Return, word for word, every entry in the listing below, but not its images.

____

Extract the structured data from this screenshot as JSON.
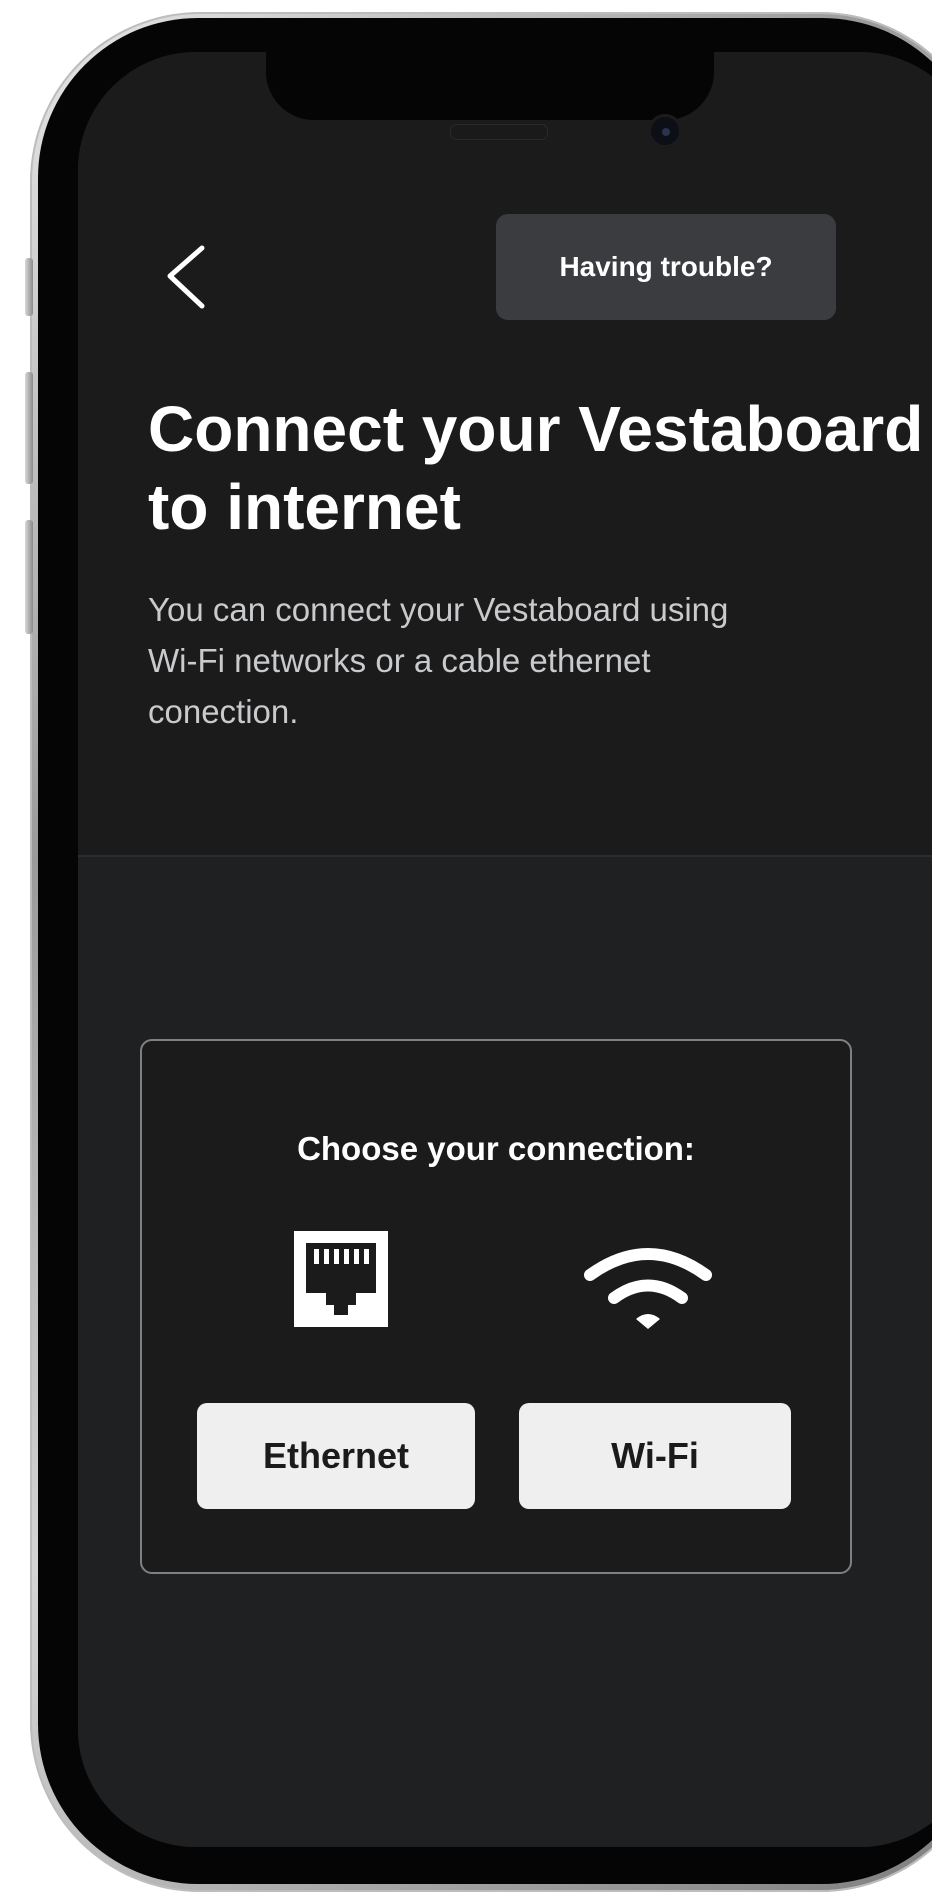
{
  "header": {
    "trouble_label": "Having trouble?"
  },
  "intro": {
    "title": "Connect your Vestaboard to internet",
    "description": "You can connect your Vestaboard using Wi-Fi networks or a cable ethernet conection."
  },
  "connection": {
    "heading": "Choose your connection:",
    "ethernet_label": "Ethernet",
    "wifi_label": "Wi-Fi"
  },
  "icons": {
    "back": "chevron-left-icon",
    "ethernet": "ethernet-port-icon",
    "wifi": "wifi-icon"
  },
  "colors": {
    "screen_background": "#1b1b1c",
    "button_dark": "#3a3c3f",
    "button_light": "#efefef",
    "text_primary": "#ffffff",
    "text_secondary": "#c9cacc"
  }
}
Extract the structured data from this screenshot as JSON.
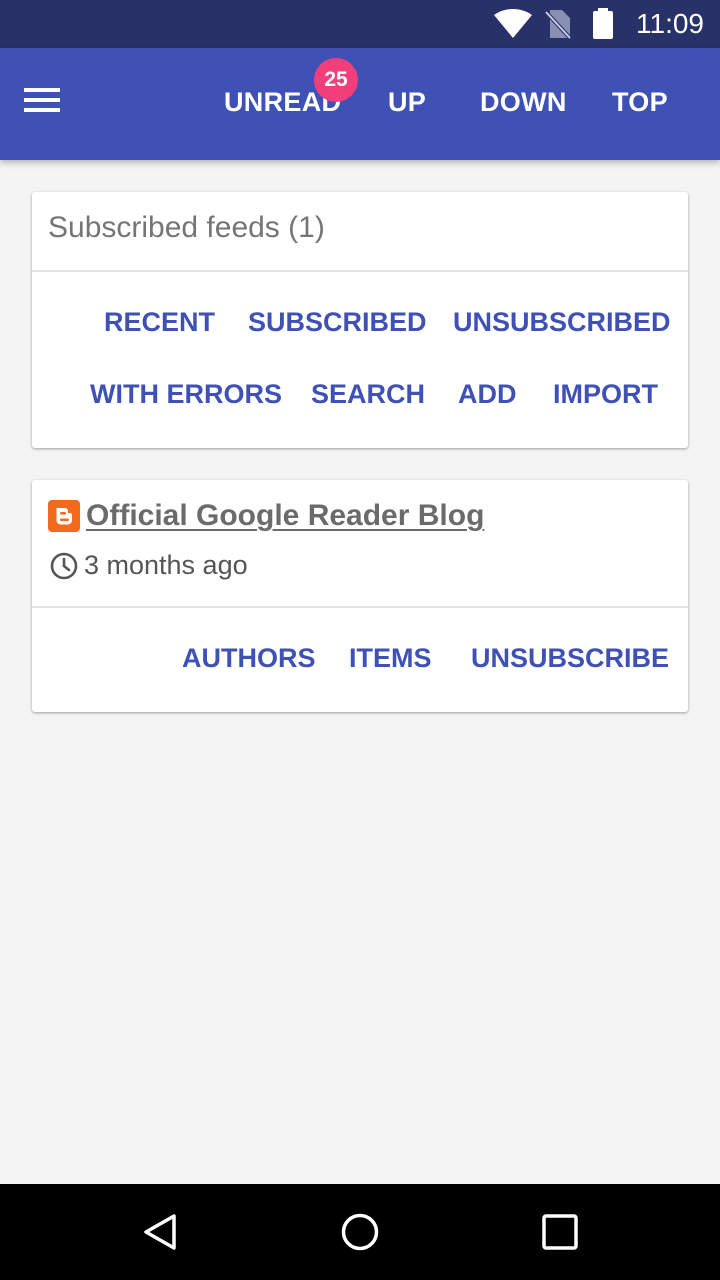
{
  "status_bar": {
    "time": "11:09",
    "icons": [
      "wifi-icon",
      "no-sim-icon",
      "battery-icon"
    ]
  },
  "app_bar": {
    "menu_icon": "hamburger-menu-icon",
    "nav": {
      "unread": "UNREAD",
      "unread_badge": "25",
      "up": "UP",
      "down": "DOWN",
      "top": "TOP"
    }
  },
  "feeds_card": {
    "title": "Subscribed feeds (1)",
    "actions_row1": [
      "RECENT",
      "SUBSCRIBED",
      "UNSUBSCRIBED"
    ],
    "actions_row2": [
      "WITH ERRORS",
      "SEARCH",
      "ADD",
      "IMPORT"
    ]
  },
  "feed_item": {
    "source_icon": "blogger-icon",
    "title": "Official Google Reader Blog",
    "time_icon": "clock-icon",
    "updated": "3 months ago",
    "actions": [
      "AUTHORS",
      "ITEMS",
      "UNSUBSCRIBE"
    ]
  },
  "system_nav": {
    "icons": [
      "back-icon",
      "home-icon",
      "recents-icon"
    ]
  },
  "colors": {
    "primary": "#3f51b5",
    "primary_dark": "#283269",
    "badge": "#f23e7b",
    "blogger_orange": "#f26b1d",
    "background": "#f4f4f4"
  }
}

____

__Task solution__.
Extract the structured data from this screenshot as JSON.
{
  "header": {
    "trouble_label": "Having trouble?"
  },
  "intro": {
    "title": "Connect your Vestaboard to internet",
    "description": "You can connect your Vestaboard using Wi-Fi networks or a cable ethernet conection."
  },
  "connection": {
    "heading": "Choose your connection:",
    "ethernet_label": "Ethernet",
    "wifi_label": "Wi-Fi"
  },
  "icons": {
    "back": "chevron-left-icon",
    "ethernet": "ethernet-port-icon",
    "wifi": "wifi-icon"
  },
  "colors": {
    "screen_background": "#1b1b1c",
    "button_dark": "#3a3c3f",
    "button_light": "#efefef",
    "text_primary": "#ffffff",
    "text_secondary": "#c9cacc"
  }
}
Extract the structured data from this screenshot as JSON.
{
  "status_bar": {
    "time": "11:09",
    "icons": [
      "wifi-icon",
      "no-sim-icon",
      "battery-icon"
    ]
  },
  "app_bar": {
    "menu_icon": "hamburger-menu-icon",
    "nav": {
      "unread": "UNREAD",
      "unread_badge": "25",
      "up": "UP",
      "down": "DOWN",
      "top": "TOP"
    }
  },
  "feeds_card": {
    "title": "Subscribed feeds (1)",
    "actions_row1": [
      "RECENT",
      "SUBSCRIBED",
      "UNSUBSCRIBED"
    ],
    "actions_row2": [
      "WITH ERRORS",
      "SEARCH",
      "ADD",
      "IMPORT"
    ]
  },
  "feed_item": {
    "source_icon": "blogger-icon",
    "title": "Official Google Reader Blog",
    "time_icon": "clock-icon",
    "updated": "3 months ago",
    "actions": [
      "AUTHORS",
      "ITEMS",
      "UNSUBSCRIBE"
    ]
  },
  "system_nav": {
    "icons": [
      "back-icon",
      "home-icon",
      "recents-icon"
    ]
  },
  "colors": {
    "primary": "#3f51b5",
    "primary_dark": "#283269",
    "badge": "#f23e7b",
    "blogger_orange": "#f26b1d",
    "background": "#f4f4f4"
  }
}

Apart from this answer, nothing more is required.